With a heavy heart I bear witness to the untimely passing of Dr. Irit Gat last Tuesday at the age of 53. Irit was the Dean of Behavioral and Social Sciences at Antelope Valley College in Lancaster, California. She was also my younger sister. She died peacefully of natural causes.
I am going to miss her. A lot. I'm going to miss her smile. I'm going to miss the way she said "Hey bro" when we talked on the phone. I'm going to miss the joy she brought to everyone who knew her, especially my parents.

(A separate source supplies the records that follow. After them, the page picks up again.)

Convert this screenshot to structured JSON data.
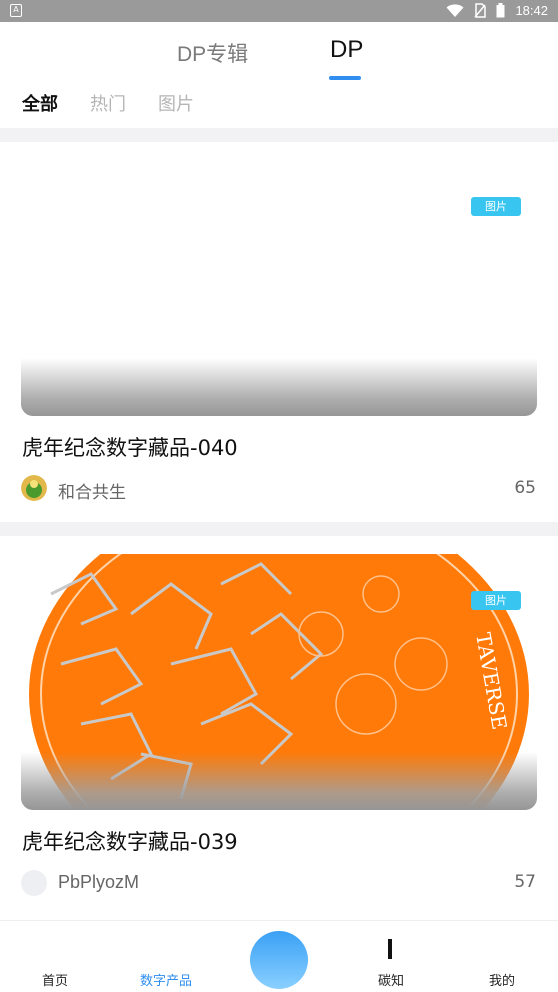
{
  "status_bar": {
    "time": "18:42"
  },
  "top_tabs": [
    {
      "label": "DP专辑",
      "active": false
    },
    {
      "label": "DP",
      "active": true
    }
  ],
  "category_tabs": [
    {
      "label": "全部",
      "active": true
    },
    {
      "label": "热门",
      "active": false
    },
    {
      "label": "图片",
      "active": false
    }
  ],
  "cards": [
    {
      "badge": "图片",
      "title": "虎年纪念数字藏品-040",
      "author": "和合共生",
      "count": "65"
    },
    {
      "badge": "图片",
      "title": "虎年纪念数字藏品-039",
      "author": "PbPlyozM",
      "count": "57",
      "image_text": "TAVERSE"
    }
  ],
  "bottom_nav": [
    {
      "label": "首页",
      "active": false
    },
    {
      "label": "数字产品",
      "active": true
    },
    {
      "label": "碳知",
      "active": false
    },
    {
      "label": "我的",
      "active": false
    }
  ],
  "colors": {
    "accent": "#2f8ef0",
    "badge": "#38c6f0",
    "coin_orange": "#ff7a08"
  }
}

It wasn't always easy being my little sister. I could be a real dick at times. But mainly as she was growing up she found it difficult to forge her own identity. Irit sometimes said she felt like she was growing up in my shadow. I was two years ahead of her in school and an academic overachiever, which is a nice was of saying I was a geek without a lot of friends. But the teachers all loved me, and so the first thing she usually heard from them was, "Oh, you're Erann's sister!" That was hard on her because on the one hand it was true, and she loved me, and so she embraced it. But on the other hand she was too nice to say, "No, I'm not, I'm me. I'm my own person with my own identity, my own dreams, my own foibles, my own strengths." And yet, she was all those things too.
Irit's main strength was an extraordinary ability to get along with everyone. It's not something I appreciated when I was growing up. It is only much later in life that I came to realize how important the ability to forge interpersonal relationships is. She was a natural from the beginning. She was on the homecoming court. She was the prom queen, and I don't mean that metaphorically. My little sister was literally the prom queen in her senior year. Her peers liked her that much. I was lucky if I could get through the day without someone pinning a "kick me" sign on my back.

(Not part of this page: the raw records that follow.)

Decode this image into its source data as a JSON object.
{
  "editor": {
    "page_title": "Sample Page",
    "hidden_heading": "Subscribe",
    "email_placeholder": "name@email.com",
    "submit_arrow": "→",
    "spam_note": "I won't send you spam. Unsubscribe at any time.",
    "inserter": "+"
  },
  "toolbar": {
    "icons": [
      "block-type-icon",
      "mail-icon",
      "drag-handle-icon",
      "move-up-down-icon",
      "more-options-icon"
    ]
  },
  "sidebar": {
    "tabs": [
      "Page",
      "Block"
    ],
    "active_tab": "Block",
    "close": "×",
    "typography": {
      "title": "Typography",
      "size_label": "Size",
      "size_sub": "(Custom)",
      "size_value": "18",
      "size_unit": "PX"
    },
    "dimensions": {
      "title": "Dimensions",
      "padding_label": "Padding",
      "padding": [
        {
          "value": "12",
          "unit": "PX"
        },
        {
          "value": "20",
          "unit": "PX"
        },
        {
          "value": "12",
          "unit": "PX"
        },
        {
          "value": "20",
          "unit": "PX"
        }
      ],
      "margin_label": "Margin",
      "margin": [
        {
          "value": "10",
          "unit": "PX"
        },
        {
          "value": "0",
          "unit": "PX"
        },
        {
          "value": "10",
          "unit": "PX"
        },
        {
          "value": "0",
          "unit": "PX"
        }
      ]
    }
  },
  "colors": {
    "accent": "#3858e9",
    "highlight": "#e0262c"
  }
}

She then went on to forge an extraordinary professional career. She earned a Ph.D., did a post-doc at NASA, and was then appointed professor of psychology at Antelope Valley College. I saw her teach once (and only once). She was good. She was poised. She was prepared. She controlled the class. She consistently got excellent reviews on RateMyProfessor, with a 100% "would take her class again" rating.
After about ten years behind the podium she decided she needed a new challenge and went into administration. She become department head, president of the academic senate, and finally, Dean of Behavioral and Social Sciences.

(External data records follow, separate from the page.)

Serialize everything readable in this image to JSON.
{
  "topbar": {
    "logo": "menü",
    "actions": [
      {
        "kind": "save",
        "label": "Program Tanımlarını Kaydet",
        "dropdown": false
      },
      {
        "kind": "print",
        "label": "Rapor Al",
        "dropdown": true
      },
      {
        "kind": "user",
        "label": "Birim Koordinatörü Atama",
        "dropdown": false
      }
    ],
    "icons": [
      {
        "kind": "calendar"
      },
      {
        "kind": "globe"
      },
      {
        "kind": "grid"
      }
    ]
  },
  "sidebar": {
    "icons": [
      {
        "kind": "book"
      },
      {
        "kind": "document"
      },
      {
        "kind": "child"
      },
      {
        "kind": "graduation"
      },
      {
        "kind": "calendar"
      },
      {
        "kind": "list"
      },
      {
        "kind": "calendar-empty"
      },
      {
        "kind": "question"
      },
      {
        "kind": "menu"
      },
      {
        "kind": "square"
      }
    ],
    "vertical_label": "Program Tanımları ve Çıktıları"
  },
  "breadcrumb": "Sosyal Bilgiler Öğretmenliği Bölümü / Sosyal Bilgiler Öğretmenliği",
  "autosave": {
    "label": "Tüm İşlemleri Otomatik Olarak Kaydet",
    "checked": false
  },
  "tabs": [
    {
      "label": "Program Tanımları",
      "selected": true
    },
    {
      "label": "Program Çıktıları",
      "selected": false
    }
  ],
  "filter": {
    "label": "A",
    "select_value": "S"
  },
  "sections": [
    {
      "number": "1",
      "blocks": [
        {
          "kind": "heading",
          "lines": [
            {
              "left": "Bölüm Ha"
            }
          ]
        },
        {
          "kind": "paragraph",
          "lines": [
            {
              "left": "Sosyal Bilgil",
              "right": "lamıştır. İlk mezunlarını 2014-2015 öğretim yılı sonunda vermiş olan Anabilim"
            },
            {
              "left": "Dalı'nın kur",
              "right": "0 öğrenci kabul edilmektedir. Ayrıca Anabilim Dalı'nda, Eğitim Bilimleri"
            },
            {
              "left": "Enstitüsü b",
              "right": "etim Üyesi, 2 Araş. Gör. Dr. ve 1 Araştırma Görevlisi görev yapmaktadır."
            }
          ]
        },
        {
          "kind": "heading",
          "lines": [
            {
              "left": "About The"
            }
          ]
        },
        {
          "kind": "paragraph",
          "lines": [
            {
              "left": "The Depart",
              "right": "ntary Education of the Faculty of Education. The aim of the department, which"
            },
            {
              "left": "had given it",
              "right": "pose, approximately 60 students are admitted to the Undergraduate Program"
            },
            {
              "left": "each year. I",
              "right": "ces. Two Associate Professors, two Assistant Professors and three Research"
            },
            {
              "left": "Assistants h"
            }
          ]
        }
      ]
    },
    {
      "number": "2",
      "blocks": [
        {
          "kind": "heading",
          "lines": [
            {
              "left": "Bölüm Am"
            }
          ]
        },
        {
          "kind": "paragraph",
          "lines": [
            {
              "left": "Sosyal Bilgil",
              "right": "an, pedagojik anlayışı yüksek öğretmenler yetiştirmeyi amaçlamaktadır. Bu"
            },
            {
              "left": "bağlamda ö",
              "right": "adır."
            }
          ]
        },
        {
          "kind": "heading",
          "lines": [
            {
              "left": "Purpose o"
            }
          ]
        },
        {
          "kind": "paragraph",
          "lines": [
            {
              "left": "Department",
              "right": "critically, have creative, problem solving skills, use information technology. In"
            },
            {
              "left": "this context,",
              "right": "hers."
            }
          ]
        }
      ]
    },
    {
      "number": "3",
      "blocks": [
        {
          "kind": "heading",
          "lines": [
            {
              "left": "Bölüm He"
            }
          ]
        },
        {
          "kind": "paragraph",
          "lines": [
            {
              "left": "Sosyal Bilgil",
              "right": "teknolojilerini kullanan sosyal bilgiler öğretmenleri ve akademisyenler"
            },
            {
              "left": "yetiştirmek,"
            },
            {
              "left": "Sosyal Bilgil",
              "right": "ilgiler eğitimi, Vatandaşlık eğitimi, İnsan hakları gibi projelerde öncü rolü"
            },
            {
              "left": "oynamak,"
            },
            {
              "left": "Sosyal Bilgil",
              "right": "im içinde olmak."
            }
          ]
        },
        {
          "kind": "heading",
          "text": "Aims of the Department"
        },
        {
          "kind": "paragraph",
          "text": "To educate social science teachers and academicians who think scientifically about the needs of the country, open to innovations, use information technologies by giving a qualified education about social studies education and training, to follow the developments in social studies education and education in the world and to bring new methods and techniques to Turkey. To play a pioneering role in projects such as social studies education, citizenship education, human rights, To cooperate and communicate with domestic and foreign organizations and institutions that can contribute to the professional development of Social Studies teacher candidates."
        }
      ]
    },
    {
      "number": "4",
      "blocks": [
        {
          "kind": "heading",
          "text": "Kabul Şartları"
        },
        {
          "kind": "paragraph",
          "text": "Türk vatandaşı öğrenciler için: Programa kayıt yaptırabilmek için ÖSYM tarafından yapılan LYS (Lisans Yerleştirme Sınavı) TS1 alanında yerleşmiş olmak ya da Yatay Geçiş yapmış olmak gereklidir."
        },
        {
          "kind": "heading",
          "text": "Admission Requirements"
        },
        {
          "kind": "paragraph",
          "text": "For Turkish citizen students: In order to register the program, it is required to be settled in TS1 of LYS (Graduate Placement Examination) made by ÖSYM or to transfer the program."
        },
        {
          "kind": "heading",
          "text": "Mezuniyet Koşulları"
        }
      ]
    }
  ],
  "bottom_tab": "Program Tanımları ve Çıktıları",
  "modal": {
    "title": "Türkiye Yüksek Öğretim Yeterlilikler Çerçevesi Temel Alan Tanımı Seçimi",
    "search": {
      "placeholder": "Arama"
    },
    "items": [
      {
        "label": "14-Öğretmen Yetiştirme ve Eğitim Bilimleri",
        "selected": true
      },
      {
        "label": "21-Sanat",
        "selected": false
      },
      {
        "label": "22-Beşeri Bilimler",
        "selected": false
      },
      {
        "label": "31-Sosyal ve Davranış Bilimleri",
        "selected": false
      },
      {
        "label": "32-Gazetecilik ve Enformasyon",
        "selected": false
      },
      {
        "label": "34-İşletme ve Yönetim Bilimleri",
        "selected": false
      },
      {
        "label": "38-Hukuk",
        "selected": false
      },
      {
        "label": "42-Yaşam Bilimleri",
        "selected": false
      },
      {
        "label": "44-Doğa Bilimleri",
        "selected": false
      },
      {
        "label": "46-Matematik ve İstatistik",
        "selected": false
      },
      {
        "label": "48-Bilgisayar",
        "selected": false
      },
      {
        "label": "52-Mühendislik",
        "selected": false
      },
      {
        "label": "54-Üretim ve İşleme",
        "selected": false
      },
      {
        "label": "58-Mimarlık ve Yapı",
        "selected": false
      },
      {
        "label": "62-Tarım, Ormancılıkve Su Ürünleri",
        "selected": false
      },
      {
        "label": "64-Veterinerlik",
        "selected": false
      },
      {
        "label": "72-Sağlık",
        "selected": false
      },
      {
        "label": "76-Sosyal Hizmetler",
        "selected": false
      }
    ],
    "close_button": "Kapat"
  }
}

On a few occasions I told her how proud I was of her. I wish I could tell her again. Sis, if you're listening, I'm proud of you, and have been for a long time.
Irit never married, but she did find love. Lots of it. The outpouring of emotion from her students and colleagues has been extraordinary. If these were normal times and we were able to hold a funeral, a whole lot of people would have shown up. That is the measure of a successful life.
Irit was engaged to be married to extraordinary man named Bob, whom I would have been proud to call my brother-in-law. She invariably referred to him as "my Bob." They did a lot of traveling together. Bob is an avid cyclist, and many of their trips were BackRoads cycling trips, so she was an athlete too. (In fact, in college, she was a body-builder.) They had grand plans to retire in a few years and move to Tuscon or some such place. Retiring with "her Bob" was the one dream she never got to realize. Other than that, she lived a full and happy life (except when her older brother beat her up before he grew up and got a clue).
I will miss you, little sis. Rest in peace.